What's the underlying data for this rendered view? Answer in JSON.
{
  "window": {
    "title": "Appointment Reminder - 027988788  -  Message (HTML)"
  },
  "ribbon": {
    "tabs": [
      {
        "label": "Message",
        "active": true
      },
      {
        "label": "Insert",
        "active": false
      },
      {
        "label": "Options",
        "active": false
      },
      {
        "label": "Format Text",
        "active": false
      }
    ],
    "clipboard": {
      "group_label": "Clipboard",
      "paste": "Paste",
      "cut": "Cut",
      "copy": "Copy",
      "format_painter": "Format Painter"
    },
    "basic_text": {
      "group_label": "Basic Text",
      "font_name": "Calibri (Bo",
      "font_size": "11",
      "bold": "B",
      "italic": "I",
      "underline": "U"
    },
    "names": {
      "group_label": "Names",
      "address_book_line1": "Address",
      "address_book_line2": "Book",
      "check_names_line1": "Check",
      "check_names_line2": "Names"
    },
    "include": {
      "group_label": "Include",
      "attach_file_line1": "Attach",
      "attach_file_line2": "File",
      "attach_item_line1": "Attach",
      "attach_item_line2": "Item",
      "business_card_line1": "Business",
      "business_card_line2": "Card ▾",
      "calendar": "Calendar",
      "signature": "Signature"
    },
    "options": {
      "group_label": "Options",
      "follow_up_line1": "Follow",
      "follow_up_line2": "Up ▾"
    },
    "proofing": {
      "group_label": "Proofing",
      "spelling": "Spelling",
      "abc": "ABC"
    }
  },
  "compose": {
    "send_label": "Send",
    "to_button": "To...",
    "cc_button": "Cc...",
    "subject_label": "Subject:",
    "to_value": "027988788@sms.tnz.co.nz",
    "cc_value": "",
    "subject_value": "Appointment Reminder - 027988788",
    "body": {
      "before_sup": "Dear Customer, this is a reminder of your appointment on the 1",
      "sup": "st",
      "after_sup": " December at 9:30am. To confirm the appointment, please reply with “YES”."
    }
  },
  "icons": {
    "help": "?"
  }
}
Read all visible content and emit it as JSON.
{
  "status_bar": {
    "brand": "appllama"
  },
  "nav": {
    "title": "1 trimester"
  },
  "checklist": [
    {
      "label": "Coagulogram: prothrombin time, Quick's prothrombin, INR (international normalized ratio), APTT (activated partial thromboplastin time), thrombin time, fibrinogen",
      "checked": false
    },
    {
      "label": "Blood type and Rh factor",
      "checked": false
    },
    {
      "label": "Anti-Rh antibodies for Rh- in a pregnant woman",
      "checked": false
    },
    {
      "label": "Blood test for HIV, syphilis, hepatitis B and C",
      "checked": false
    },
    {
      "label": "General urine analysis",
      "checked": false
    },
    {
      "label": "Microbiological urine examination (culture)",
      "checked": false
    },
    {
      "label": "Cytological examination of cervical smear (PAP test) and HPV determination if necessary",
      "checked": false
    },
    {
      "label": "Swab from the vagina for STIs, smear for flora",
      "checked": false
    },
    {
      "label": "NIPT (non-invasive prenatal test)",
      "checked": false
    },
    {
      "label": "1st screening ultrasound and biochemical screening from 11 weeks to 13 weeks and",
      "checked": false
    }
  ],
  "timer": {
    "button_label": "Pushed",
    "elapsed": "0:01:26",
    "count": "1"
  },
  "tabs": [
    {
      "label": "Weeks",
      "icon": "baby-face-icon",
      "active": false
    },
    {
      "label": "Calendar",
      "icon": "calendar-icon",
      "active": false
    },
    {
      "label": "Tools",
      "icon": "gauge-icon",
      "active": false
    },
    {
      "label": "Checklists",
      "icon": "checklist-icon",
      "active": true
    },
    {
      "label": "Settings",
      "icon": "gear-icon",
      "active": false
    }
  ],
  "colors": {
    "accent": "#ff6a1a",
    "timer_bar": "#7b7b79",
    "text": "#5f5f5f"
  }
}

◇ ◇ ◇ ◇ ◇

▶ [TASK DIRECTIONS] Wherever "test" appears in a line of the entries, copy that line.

▶ [SOLUTION TO THIS PROBLEM]
      "label": "Blood test for HIV, syphilis, hepatitis B and C",
      "label": "Cytological examination of cervical smear (PAP test) and HPV determination if necessary",
      "label": "NIPT (non-invasive prenatal test)",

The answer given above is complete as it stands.